January 17, 2010. It continued to storm overnight with some of the strongest winds I’ve heard in the 2.5 months we’ve been here at Big Shoals State Park. The rain was also heavy at times. In the morning the rain had stopped but the wind continued all day.
Road 1 after the storm, full of mud puddles
I say heard as opposed to winds I’ve felt because, in the forest you can hear the wind in the tops of the trees and see the tree tops swaying violently. The wind sounds like a truck coming up the road as it blows through the treetops. However, we don’t feel much of the wind at the ground level due to the protection of the trees. In fact we’ve never had to bring our electric awning in because of the wind. Actually the only reason we keep our awning extended or 1/2 extended is for rain and to keep the leaves and pine needles from falling on us outside. I also think it looks better!
Unfortunately, our anticipated guests called and had to reschedule their visit due to a family medical issue. We certainly hope that their loved one has a full recovery.

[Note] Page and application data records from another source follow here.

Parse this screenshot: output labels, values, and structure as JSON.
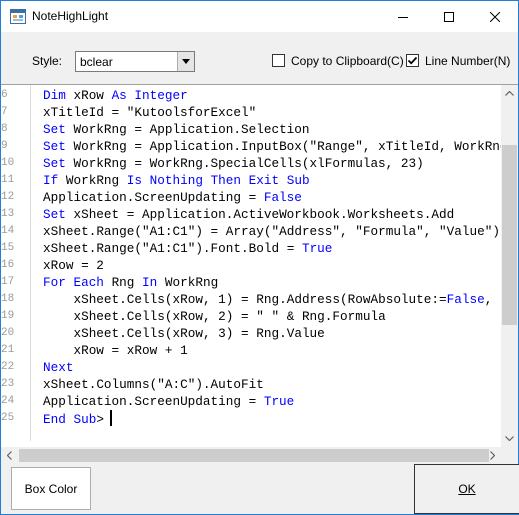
{
  "window": {
    "title": "NoteHighLight"
  },
  "toolbar": {
    "style_label": "Style:",
    "style_value": "bclear",
    "copy_label": "Copy to Clipboard(C)",
    "copy_checked": false,
    "line_number_label": "Line Number(N)",
    "line_number_checked": true
  },
  "editor": {
    "line_numbers": [
      "6",
      "7",
      "8",
      "9",
      "10",
      "11",
      "12",
      "13",
      "14",
      "15",
      "16",
      "17",
      "18",
      "19",
      "20",
      "21",
      "22",
      "23",
      "24",
      "25"
    ],
    "lines": [
      "Dim xRow As Integer",
      "xTitleId = \"KutoolsforExcel\"",
      "Set WorkRng = Application.Selection",
      "Set WorkRng = Application.InputBox(\"Range\", xTitleId, WorkRng.",
      "Set WorkRng = WorkRng.SpecialCells(xlFormulas, 23)",
      "If WorkRng Is Nothing Then Exit Sub",
      "Application.ScreenUpdating = False",
      "Set xSheet = Application.ActiveWorkbook.Worksheets.Add",
      "xSheet.Range(\"A1:C1\") = Array(\"Address\", \"Formula\", \"Value\")",
      "xSheet.Range(\"A1:C1\").Font.Bold = True",
      "xRow = 2",
      "For Each Rng In WorkRng",
      "    xSheet.Cells(xRow, 1) = Rng.Address(RowAbsolute:=False,",
      "    xSheet.Cells(xRow, 2) = \" \" & Rng.Formula",
      "    xSheet.Cells(xRow, 3) = Rng.Value",
      "    xRow = xRow + 1",
      "Next",
      "xSheet.Columns(\"A:C\").AutoFit",
      "Application.ScreenUpdating = True",
      "End Sub>"
    ],
    "keywords": [
      "Dim",
      "As",
      "Integer",
      "Set",
      "If",
      "Is",
      "Nothing",
      "Then",
      "Exit",
      "Sub",
      "For",
      "Each",
      "In",
      "Next",
      "End",
      "False",
      "True"
    ],
    "keyword_color": "#0000ff"
  },
  "footer": {
    "box_color_label": "Box Color",
    "ok_label": "OK"
  },
  "colors": {
    "window_border": "#1e7fd6",
    "line_number_color": "#9a9a9a"
  }
}
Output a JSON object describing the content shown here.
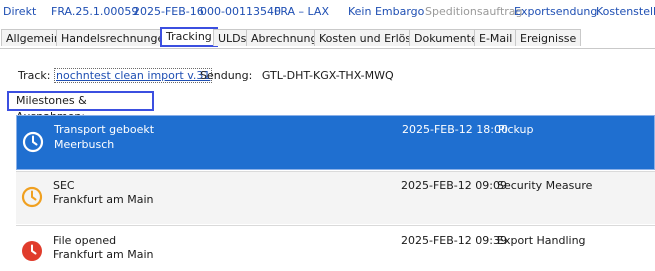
{
  "header": {
    "direkt": "Direkt",
    "ref": "FRA.25.1.00059",
    "date": "2025-FEB-16",
    "awb": "000-00113540",
    "route": "FRA – LAX",
    "embargo": "Kein Embargo",
    "speditionsauftrag": "Speditionsauftrag",
    "exportsendung": "Exportsendung",
    "kostenstelle": "Kostenstelle"
  },
  "tabs": [
    {
      "label": "Allgemein"
    },
    {
      "label": "Handelsrechnungen"
    },
    {
      "label": "Tracking"
    },
    {
      "label": "ULDs"
    },
    {
      "label": "Abrechnung"
    },
    {
      "label": "Kosten und Erlöse"
    },
    {
      "label": "Dokumente"
    },
    {
      "label": "E-Mail"
    },
    {
      "label": "Ereignisse"
    }
  ],
  "tracking": {
    "track_label": "Track:",
    "track_value": "nochntest clean import v.31",
    "sendung_label": "Sendung:",
    "sendung_value": "GTL-DHT-KGX-THX-MWQ",
    "section_title": "Milestones & Ausnahmen:"
  },
  "milestones": [
    {
      "title": "Transport geboekt",
      "place": "Meerbusch",
      "timestamp": "2025-FEB-12 18:00",
      "event": "Pickup",
      "icon": "clock-icon",
      "color": "#ffffff"
    },
    {
      "title": "SEC",
      "place": "Frankfurt am Main",
      "timestamp": "2025-FEB-12 09:09",
      "event": "Security Measure",
      "icon": "clock-icon",
      "color": "#f0a020"
    },
    {
      "title": "File opened",
      "place": "Frankfurt am Main",
      "timestamp": "2025-FEB-12 09:39",
      "event": "Export Handling",
      "icon": "clock-icon",
      "color": "#e03c2c"
    }
  ]
}
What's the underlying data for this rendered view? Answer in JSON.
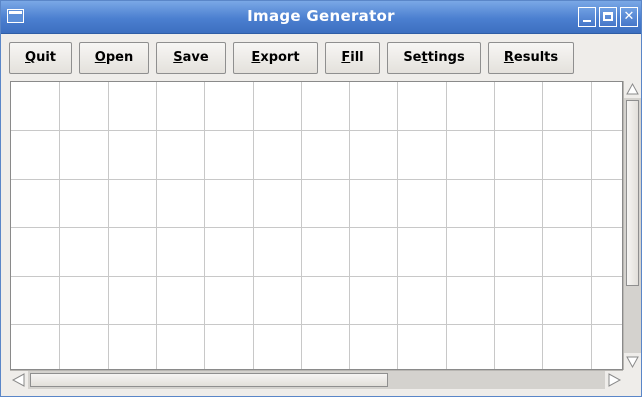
{
  "window": {
    "title": "Image Generator"
  },
  "toolbar": {
    "buttons": [
      {
        "label_pre": "",
        "label_u": "Q",
        "label_post": "uit"
      },
      {
        "label_pre": "",
        "label_u": "O",
        "label_post": "pen"
      },
      {
        "label_pre": "",
        "label_u": "S",
        "label_post": "ave"
      },
      {
        "label_pre": "",
        "label_u": "E",
        "label_post": "xport"
      },
      {
        "label_pre": "",
        "label_u": "F",
        "label_post": "ill"
      },
      {
        "label_pre": "Se",
        "label_u": "t",
        "label_post": "tings"
      },
      {
        "label_pre": "",
        "label_u": "R",
        "label_post": "esults"
      }
    ]
  },
  "canvas": {
    "grid_columns": 13,
    "grid_rows": 6,
    "grid_color": "#c8c8c8",
    "background": "#ffffff"
  },
  "scroll": {
    "vertical_position": 0,
    "horizontal_position": 0,
    "vertical_visible_fraction": 0.67,
    "horizontal_visible_fraction": 0.62
  },
  "colors": {
    "titlebar": "#4b7fd0",
    "window_bg": "#efedea"
  },
  "icons": {
    "window_menu": "window-menu-icon",
    "minimize": "minimize-icon",
    "maximize": "maximize-icon",
    "close": "close-icon",
    "scroll_up": "arrow-up-icon",
    "scroll_down": "arrow-down-icon",
    "scroll_left": "arrow-left-icon",
    "scroll_right": "arrow-right-icon"
  }
}
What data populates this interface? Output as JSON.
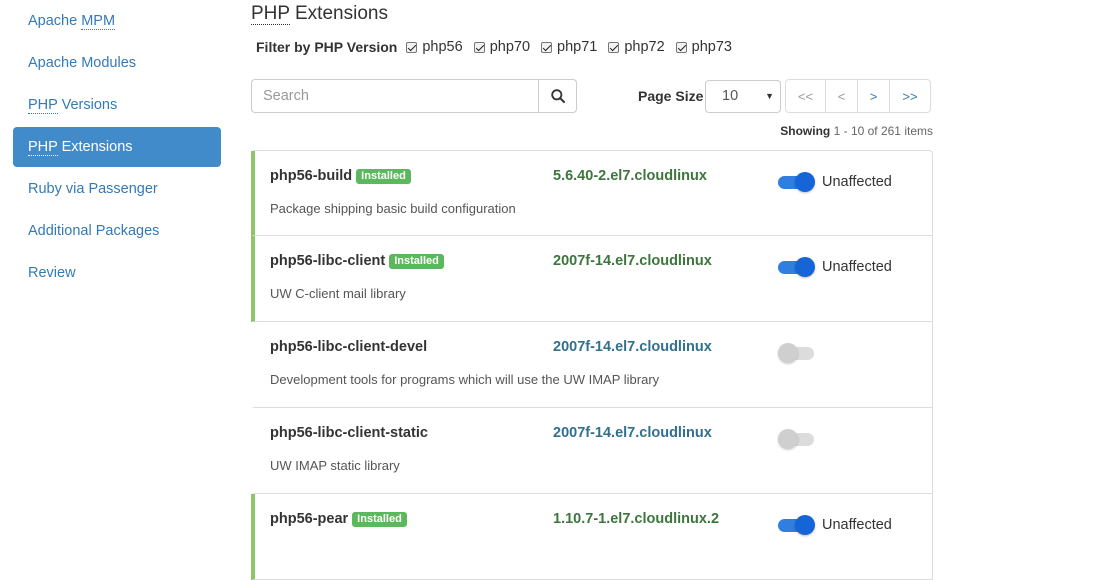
{
  "sidebar": {
    "items": [
      {
        "prefix": "Apache ",
        "abbr": "MPM",
        "suffix": ""
      },
      {
        "prefix": "Apache Modules",
        "abbr": "",
        "suffix": ""
      },
      {
        "prefix": "",
        "abbr": "PHP",
        "suffix": " Versions"
      },
      {
        "prefix": "",
        "abbr": "PHP",
        "suffix": " Extensions"
      },
      {
        "prefix": "Ruby via Passenger",
        "abbr": "",
        "suffix": ""
      },
      {
        "prefix": "Additional Packages",
        "abbr": "",
        "suffix": ""
      },
      {
        "prefix": "Review",
        "abbr": "",
        "suffix": ""
      }
    ]
  },
  "page": {
    "title_abbr": "PHP",
    "title_rest": " Extensions"
  },
  "filter": {
    "label": "Filter by PHP Version",
    "versions": [
      {
        "label": "php56",
        "checked": true
      },
      {
        "label": "php70",
        "checked": true
      },
      {
        "label": "php71",
        "checked": true
      },
      {
        "label": "php72",
        "checked": true
      },
      {
        "label": "php73",
        "checked": true
      }
    ]
  },
  "search": {
    "placeholder": "Search",
    "icon": "search-icon"
  },
  "pagination": {
    "page_size_label": "Page Size",
    "page_size_value": "10",
    "first_label": "<<",
    "prev_label": "<",
    "next_label": ">",
    "last_label": ">>"
  },
  "showing": {
    "label": "Showing",
    "range": " 1 - 10 of 261 items"
  },
  "badge_label": "Installed",
  "colors": {
    "accent": "#428bca",
    "installed_green": "#5cb85c",
    "installed_border": "#8cc668",
    "toggle_on": "#1565d8"
  },
  "packages": [
    {
      "name": "php56-build",
      "installed": true,
      "version": "5.6.40-2.el7.cloudlinux",
      "description": "Package shipping basic build configuration",
      "enabled": true,
      "status": "Unaffected"
    },
    {
      "name": "php56-libc-client",
      "installed": true,
      "version": "2007f-14.el7.cloudlinux",
      "description": "UW C-client mail library",
      "enabled": true,
      "status": "Unaffected"
    },
    {
      "name": "php56-libc-client-devel",
      "installed": false,
      "version": "2007f-14.el7.cloudlinux",
      "description": "Development tools for programs which will use the UW IMAP library",
      "enabled": false,
      "status": ""
    },
    {
      "name": "php56-libc-client-static",
      "installed": false,
      "version": "2007f-14.el7.cloudlinux",
      "description": "UW IMAP static library",
      "enabled": false,
      "status": ""
    },
    {
      "name": "php56-pear",
      "installed": true,
      "version": "1.10.7-1.el7.cloudlinux.2",
      "description": "",
      "enabled": true,
      "status": "Unaffected"
    }
  ]
}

Lack of social interaction is perhaps the biggest downside to our Volunteer position here at Big Shoals. Otherwise, we couldn’t ask for a better situation as we have had every need met by the staff and have not had to work too hard! We are planning to leave perhaps the first week of February. Dylan asked that I post this position on some forums, but my readers get first shot, so if anyone is interested in our volunteer position starting Feb. or March please contact Ranger Dylan Shoemaker at 386-397-4476 or 386-397-2733.
Because of the storm, we decided to start our park clean-up chores today instead of waiting till Monday. The walls and floors of the concrete restroom building were sweating due to the sudden influx of warm humid air on the cold concrete. Thus the bathrooms were a mess, especially if anyone walked on the wet floor. Thankfully, the park had not seen a lot of visitors the last couple of days. We cleaned up and then took the Gator down Road 1 to Little Shoals. We cleaned up fallen branches along the way.
We noticed that the Suwanne Bicycle Association (SBA) had put out small signs on the dirt roads marking the route for their Ididaride event. This event is scheduled for next Saturday the 23rd. From SBA's website:
IDIDARIDE XVI is a bicycle challenge ride. It is NOT a race. It is an off-road endurance ride through woodlands along the Suwannee River. Approximately 50 miles of singletrack trails and woods roads have been linked to form a continuous route with minimum of pavement. This route has terrain, stream crossings, and distance to challenge all off road riders.
I can tell you that we have ridden our mountain bikes on some of the roads and trails that will be used for the Ididaride course and it certainly will be challenging. There are lots of elevation changes along with sand and mud.
On the way back from Little Shoals we took the paved Wood Pecker trail. Again we picked up branches along the way. The wind was still so bad that the branches were falling around us. Heck, it made me think we should be wearing hard hats!
Back at our rig, I had blown off our pad with the blower three times. It proved to be a waste of time as leaves and pine needles were falling at a pretty good rate because of the wind. I also heard the sound of trees falling out in the forest around us.
I spoke with Ranger Gary Erixton that evening and he told me the night we got back from our river trip, he caught 3 more hogs in the hog pen. The hogs had to be destroyed and buried. Gary uses the park’s tractor to bury the hogs in the fire lanes.